You want to keep the momentum going forward, and your claim number is going to be a main reference point. It’s also a good idea to document interactions with your insurer. Several people may be assisting you, and they’ll appreciate it when you’ve got notes to help keep things straight.

Stash away those receipts

Assume everything you have to pay for to secure your home and make immediate repairs are reimbursable by your insurance company. Not all of them may be, but you’ll need a receipt to document the expense either way.

Some of those expenses may not actually be related to a damage claim. The cost of evacuation, meals, and hotel accommodations, for example, will need receipt documentation if you file a claim.

Working with an adjuster

Filing a claim with your insurance company will result in a visit by an adjuster. It’s their job to view and determine the extent of the damage. Besides your agent, this adjuster is the conduit between you and a successful insurance claim. It’s in your best interests to keep this relationship amiable.

It’s also in your best interests to find out an important piece of information about the adjuster assigned to your insurance claim. Ask if this person is an employee of your insurance company, or if they are an independent adjuster. One isn’t preferable over the other, so the answer won’t disappoint you.

If it’s an independent adjuster, it’s important for you to know whether they are authorized to make decisions on behalf of your insurance company. If they are not, it means they’re going to relay information to an adjuster who actually does work for and can make claim decisions on behalf of your insurance company.

In other words, you may not actually be dealing with a decision-maker. These people are no less qualified to make damage assessments; however, they’re not going to determine the claim amount based on what they see. After large storms like Irma, insurance companies often hire independent adjusters to help them with the surge of claims.

Check credentials

Hurricanes and other natural disasters put people under a lot of stress. This is the perfect time for scam artists to strike—especially because of the amount of money involved in claims that will cover catastrophic damage.

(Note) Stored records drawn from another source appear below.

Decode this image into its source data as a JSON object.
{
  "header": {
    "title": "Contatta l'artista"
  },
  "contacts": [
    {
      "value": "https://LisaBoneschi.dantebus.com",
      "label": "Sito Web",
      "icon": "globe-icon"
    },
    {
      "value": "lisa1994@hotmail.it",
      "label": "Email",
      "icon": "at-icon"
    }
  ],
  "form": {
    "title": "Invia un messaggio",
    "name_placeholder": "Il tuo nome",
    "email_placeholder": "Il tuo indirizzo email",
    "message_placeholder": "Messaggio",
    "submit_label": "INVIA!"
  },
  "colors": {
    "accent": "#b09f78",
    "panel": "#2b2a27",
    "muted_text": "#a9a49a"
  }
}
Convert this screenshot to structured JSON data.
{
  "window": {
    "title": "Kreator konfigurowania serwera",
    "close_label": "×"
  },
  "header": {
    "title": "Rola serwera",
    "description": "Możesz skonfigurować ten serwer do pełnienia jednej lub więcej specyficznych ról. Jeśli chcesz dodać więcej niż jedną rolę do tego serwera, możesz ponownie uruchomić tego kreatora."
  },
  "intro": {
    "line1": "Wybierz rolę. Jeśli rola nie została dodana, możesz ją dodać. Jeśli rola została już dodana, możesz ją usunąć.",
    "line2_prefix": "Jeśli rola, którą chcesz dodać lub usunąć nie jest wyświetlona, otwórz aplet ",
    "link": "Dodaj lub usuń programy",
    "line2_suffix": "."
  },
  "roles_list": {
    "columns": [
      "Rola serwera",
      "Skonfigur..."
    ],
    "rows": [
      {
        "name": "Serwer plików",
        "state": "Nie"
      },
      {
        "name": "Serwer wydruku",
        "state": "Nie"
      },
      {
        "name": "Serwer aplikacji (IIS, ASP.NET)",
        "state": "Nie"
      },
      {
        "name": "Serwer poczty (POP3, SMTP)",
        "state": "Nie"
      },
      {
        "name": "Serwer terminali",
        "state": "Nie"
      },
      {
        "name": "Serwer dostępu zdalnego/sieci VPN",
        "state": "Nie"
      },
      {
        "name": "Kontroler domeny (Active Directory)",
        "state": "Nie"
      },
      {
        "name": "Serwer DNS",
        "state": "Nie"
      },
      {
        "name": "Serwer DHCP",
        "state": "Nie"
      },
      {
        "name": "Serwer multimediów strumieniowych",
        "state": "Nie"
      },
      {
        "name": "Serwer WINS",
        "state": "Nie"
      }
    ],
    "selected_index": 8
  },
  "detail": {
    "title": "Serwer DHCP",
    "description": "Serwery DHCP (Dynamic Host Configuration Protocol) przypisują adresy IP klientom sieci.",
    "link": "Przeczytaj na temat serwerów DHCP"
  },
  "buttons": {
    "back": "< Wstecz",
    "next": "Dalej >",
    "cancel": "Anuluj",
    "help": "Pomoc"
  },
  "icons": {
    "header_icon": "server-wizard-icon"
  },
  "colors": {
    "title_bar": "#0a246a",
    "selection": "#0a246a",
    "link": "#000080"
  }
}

Think about it: Your insurance company has a whole lot of extra work to do after Irma. It’s highly unlikely that they’d send one of their insurance adjusters to your door to file a claim. If anyone makes an uninitiated contact with you, reach out immediately to your insurance company to find out if this connection is legitimate before you offer any information.

When in doubt, contact the Florida Department of Financial Services, Division of Consumer Services Insurance Consumer Helpline at 877-693-5236.

Avante Insurance is a South Florida family owned and operated insurance agency providing an array of insurance services to meet the individual needs of our customers. If you need any information on insurance, you can call us at 305-648-7070, request an insurance quote, or contact us with any questions or comments.